Oath of Kaya is the biggest change to the deck, but not the tech that I advertised on social media. Dreadhorde Invasion finally has a home in Esper Midrange, shining as the alternative to Hero of Precinct One. Hands without a pressure two-drop were miserable against Simic Nexus and Esper Control. BBD told me that he would mulligan to a Hero of Precinct One against Simic Nexus Game 1, stating that the game was close to unwinnable without it. With the addition of Dreadhorde Invasion, there are now seven opportunities to have a killer start against the format’s most popular deck.
Dreadhorde Invasion, backed by a few reactive cards, absolutely demolishes Simic Nexus and Esper Control. When used in Dimir and Grixis, Dreadhorde Invasion didn’t do enough damage, but it perfectly fills the two-drop void that used to exist in Esper Midrange. This deck felt anemic when the first spell was cast on Turn 3, which explains why it hasn’t taken the format by storm yet. When the opening hand has Hero of Precinct One or Dreadhorde Invasion, it opens the floodgates for the more powerful threats that follow.
A very strong start is Hero of Precinct One into Thief of Sanity. This provides two must-answer threats for most decks, especially Thief of Sanity. Esper Control had the best answer for the duo, casting Kaya’s Wrath as a clean answer. The start of Dreadhorde Invasion into Thief of Sanity is similar, but not as simple to deal with as the previous example for Esper Control. Mono-Red Aggro is the only deck that punishes us for playing the watered-down Bitterblossom, and that’s an acceptable cost. Having access to maindeck Enter the God-Eternals and Oath of Kaya gives Esper Midrange game against Mono-Red Aggro that it didn’t have before. I added Kaya, Orzhov Usurper to the sideboard, making Game 2 and Game 3 that much easier.

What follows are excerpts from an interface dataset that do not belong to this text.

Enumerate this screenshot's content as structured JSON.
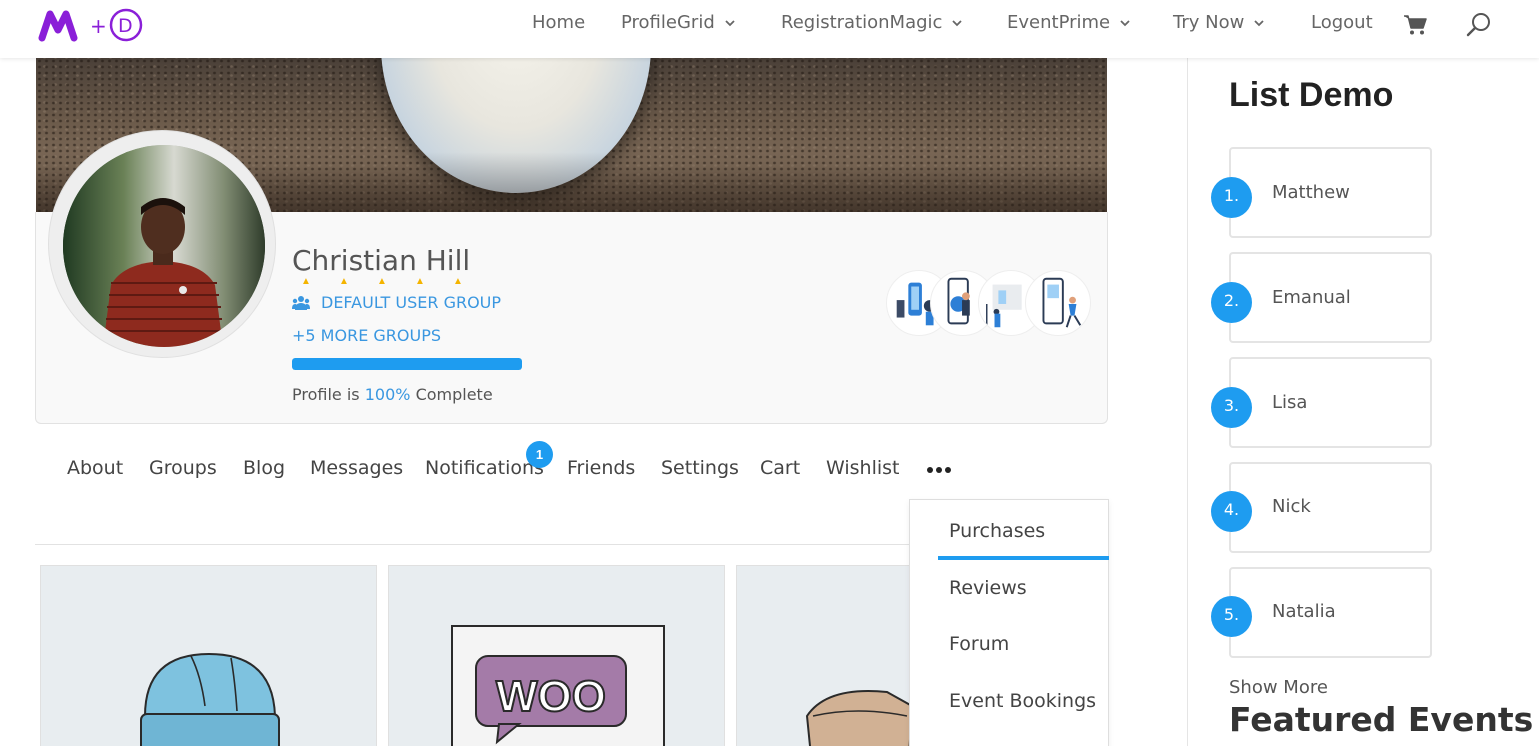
{
  "header": {
    "logo_text": "M+D",
    "nav": [
      {
        "label": "Home",
        "has_dropdown": false
      },
      {
        "label": "ProfileGrid",
        "has_dropdown": true
      },
      {
        "label": "RegistrationMagic",
        "has_dropdown": true
      },
      {
        "label": "EventPrime",
        "has_dropdown": true
      },
      {
        "label": "Try Now",
        "has_dropdown": true
      },
      {
        "label": "Logout",
        "has_dropdown": false
      }
    ],
    "cart_icon": "cart-icon",
    "search_icon": "search-icon"
  },
  "profile": {
    "name": "Christian Hill",
    "rating_stars": 5,
    "group_icon": "users-icon",
    "group": "DEFAULT USER GROUP",
    "more_groups": "+5 MORE GROUPS",
    "completion": 100,
    "completion_prefix": "Profile is",
    "completion_value": "100%",
    "completion_suffix": "Complete"
  },
  "tabs": {
    "items": [
      "About",
      "Groups",
      "Blog",
      "Messages",
      "Notifications",
      "Friends",
      "Settings",
      "Cart",
      "Wishlist"
    ],
    "notification_count": "1",
    "more_icon": "more-horizontal-icon",
    "dropdown": [
      "Purchases",
      "Reviews",
      "Forum",
      "Event Bookings"
    ],
    "dropdown_active": "Purchases"
  },
  "sidebar": {
    "title": "List Demo",
    "items": [
      {
        "num": "1.",
        "name": "Matthew"
      },
      {
        "num": "2.",
        "name": "Emanual"
      },
      {
        "num": "3.",
        "name": "Lisa"
      },
      {
        "num": "4.",
        "name": "Nick"
      },
      {
        "num": "5.",
        "name": "Natalia"
      }
    ],
    "show_more": "Show More",
    "featured_title": "Featured Events"
  },
  "products": {
    "woo_label": "WOO"
  },
  "colors": {
    "accent": "#1e9cf0",
    "link": "#3a97e0",
    "star": "#f4b400"
  }
}
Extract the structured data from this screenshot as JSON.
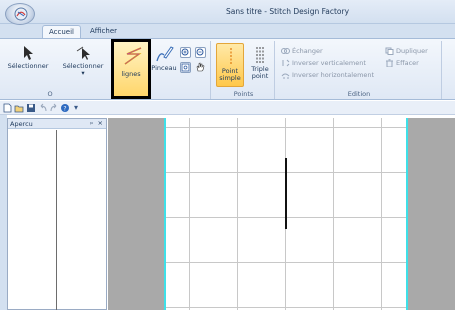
{
  "window": {
    "title": "Sans titre - Stitch Design Factory"
  },
  "tabs": [
    {
      "label": "Accueil",
      "active": true
    },
    {
      "label": "Afficher",
      "active": false
    }
  ],
  "ribbon": {
    "select_group": {
      "label_partial": "O",
      "buttons": [
        {
          "label": "Sélectionner",
          "icon": "arrow-cursor-icon"
        },
        {
          "label": "Sélectionner",
          "icon": "lasso-select-icon",
          "dropdown": "▾"
        },
        {
          "label": "lignes",
          "icon": "zigzag-lines-icon",
          "selected": true
        },
        {
          "label": "Pinceau",
          "icon": "brush-icon"
        }
      ]
    },
    "points_group": {
      "label": "Points",
      "buttons": [
        {
          "label_line1": "Point",
          "label_line2": "simple",
          "icon": "single-point-icon",
          "active": true
        },
        {
          "label_line1": "Triple",
          "label_line2": "point",
          "icon": "triple-point-icon"
        }
      ]
    },
    "edition_group": {
      "label": "Edition",
      "items": [
        {
          "label": "Échanger",
          "icon": "swap-icon"
        },
        {
          "label": "Inverser verticalement",
          "icon": "flip-vertical-icon"
        },
        {
          "label": "Inverser horizontalement",
          "icon": "flip-horizontal-icon"
        },
        {
          "label": "Dupliquer",
          "icon": "duplicate-icon"
        },
        {
          "label": "Effacer",
          "icon": "erase-icon"
        }
      ]
    }
  },
  "quick_access": {
    "icons": [
      "new-file-icon",
      "open-file-icon",
      "save-icon",
      "undo-icon",
      "redo-icon",
      "help-icon"
    ],
    "more": "▾"
  },
  "panel": {
    "title": "Apercu",
    "pin": "ᵖ",
    "close": "×"
  }
}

Between the two decks, I believe Esper Control is a slightly better choice for this weekend. Even though my modifications made Esper Midrange stronger against Simic Nexus and Mono-Red Aggro, Narset, Parter of Veils has put Esper Control in a league of its own. Since the Mono-Red matchup is so good, it’s the wiser choice for SCG Syracuse due to the SCG Richmond results. Mono-Red Aggro was the finalist and winner, making it seem like the obvious choice for competitors to sleeve up in Standard. This is an opportunity for Esper Control to prove its strength against burn spells and bring the trophy back to the right side.